Schools and businesses closed as they were unable to heat their premises when February was hit by a characteristically biting cold spell; power stations across the country were working well below capacity, and 12 of them shut down altogether. The Government had no choice but to implement electricity blackouts. Industry was forced into working an effective three-day week and householders were advised to heat just the one room. The power-cuts began on 16 February, totalling nine hours on the first day; by the time the strike ended after seven weeks, the public had endured 20 days of living by candlelight. This period is often retrospectively muddled-up with the Three-Day Week of early 1974 that provoked the first of that year’s two General Elections; and while it can be seen as the opening act of the drama that did for Heath, it was still the closest throwback to collective wartime hardship the British people had experienced since the war itself. That’s when these things become actual crises – when they hit Joe Public.

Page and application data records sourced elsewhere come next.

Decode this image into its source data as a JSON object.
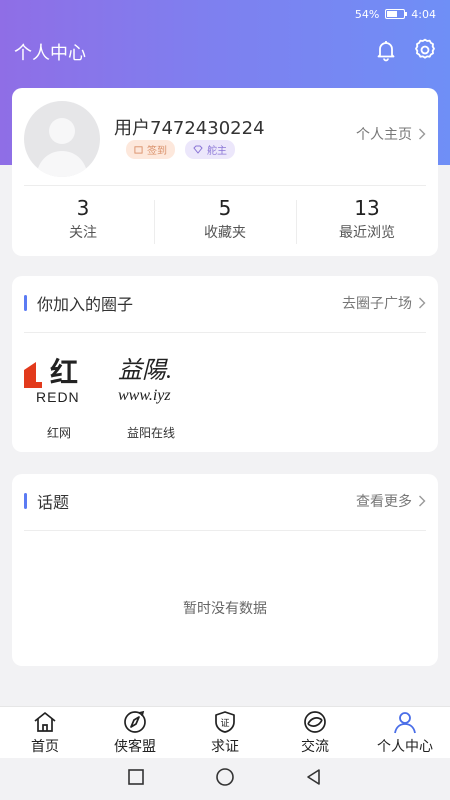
{
  "statusbar": {
    "battery": "54%",
    "time": "4:04"
  },
  "header": {
    "title": "个人中心"
  },
  "profile": {
    "username": "用户7472430224",
    "badges": [
      "签到",
      "舵主"
    ],
    "homepage_label": "个人主页",
    "stats": [
      {
        "value": "3",
        "label": "关注"
      },
      {
        "value": "5",
        "label": "收藏夹"
      },
      {
        "value": "13",
        "label": "最近浏览"
      }
    ]
  },
  "circles": {
    "title": "你加入的圈子",
    "more_label": "去圈子广场",
    "items": [
      {
        "name": "红网",
        "logo_text": "红",
        "logo_sub": "REDN"
      },
      {
        "name": "益阳在线",
        "logo_text": "益陽.",
        "logo_sub": "www.iyz"
      }
    ]
  },
  "topics": {
    "title": "话题",
    "more_label": "查看更多",
    "empty_text": "暂时没有数据"
  },
  "tabs": [
    {
      "label": "首页",
      "icon": "home-icon"
    },
    {
      "label": "侠客盟",
      "icon": "compass-icon"
    },
    {
      "label": "求证",
      "icon": "verify-shield-icon"
    },
    {
      "label": "交流",
      "icon": "chat-ring-icon"
    },
    {
      "label": "个人中心",
      "icon": "person-icon",
      "active": true
    }
  ],
  "colors": {
    "accent": "#5b7bf3",
    "hero_start": "#8f6ee6",
    "hero_end": "#6f8ff6",
    "redn": "#e23a1c"
  }
}
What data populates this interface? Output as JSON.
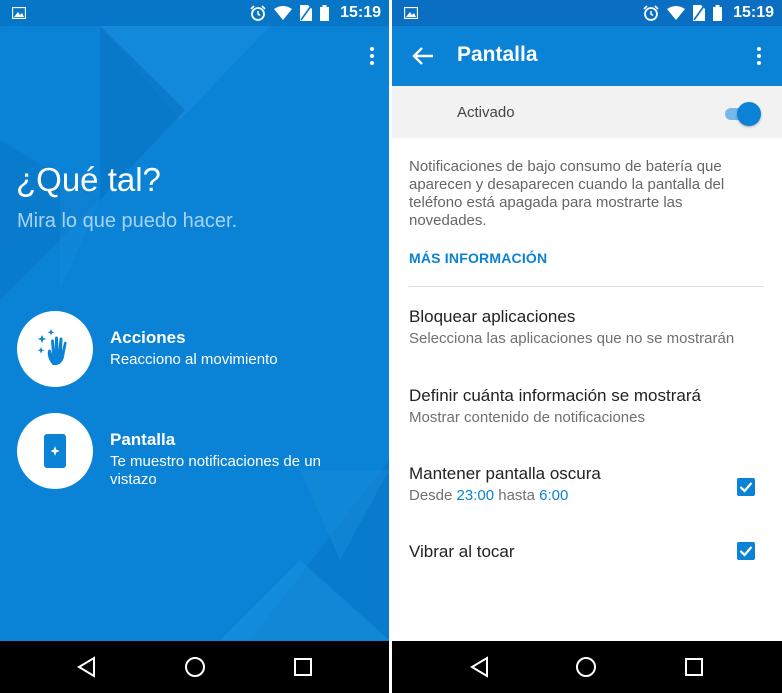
{
  "status_bar": {
    "time": "15:19"
  },
  "left": {
    "greeting": "¿Qué tal?",
    "subtitle": "Mira lo que puedo hacer.",
    "features": [
      {
        "title": "Acciones",
        "desc": "Reacciono al movimiento"
      },
      {
        "title": "Pantalla",
        "desc": "Te muestro notificaciones de un vistazo"
      }
    ]
  },
  "right": {
    "title": "Pantalla",
    "activated_label": "Activado",
    "switch_on": true,
    "description": "Notificaciones de bajo consumo de batería que aparecen y desaparecen cuando la pantalla del teléfono está apagada para mostrarte las novedades.",
    "more_info": "MÁS INFORMACIÓN",
    "settings": {
      "block": {
        "title": "Bloquear aplicaciones",
        "subtitle": "Selecciona las aplicaciones que no se mostrarán"
      },
      "define": {
        "title": "Definir cuánta información se mostrará",
        "subtitle": "Mostrar contenido de notificaciones"
      },
      "dark": {
        "title": "Mantener pantalla oscura",
        "from_label": "Desde",
        "from": "23:00",
        "to_label": "hasta",
        "to": "6:00",
        "checked": true
      },
      "vibrate": {
        "title": "Vibrar al tocar",
        "checked": true
      }
    }
  },
  "colors": {
    "accent": "#0a82d6",
    "left_bg": "#0a82d6"
  }
}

Brexit, for all its powerful potency as the divisive director of discourse over the last three and-a-half years, remained a largely speculative threat to the smooth continuation of life as we know it. Debate in 2018 and 2019 was littered with prophesy and promise rather than evidence of actual damage; we were constantly told (by one side, of course) what was going to happen as opposed to what had happened; it was all restricted to prediction, which allowed the more wilder warnings of the Remainer soothsayers to escalate as it became apparent to them they were losing the argument. We still don’t really know what impact withdrawal from the EU will have on our day-to-day lives, but it hasn’t so far caused the Government to draft emergency legislation that could restrict them in the way events in both 1972 and 2001 did.
With the coronavirus, there’s still plenty of guesswork in abundance, particularly by media outlets; but there is also the death toll, closed schools, cancelled sporting events, abandoned city centres – and the empty supermarket shelves that we were warned Brexit would provoke have instead come about from a different source altogether. This once again demonstrates the dangers of predictions; over-fixating on one specific future often enables another to sneak in unnoticed.
© The Editor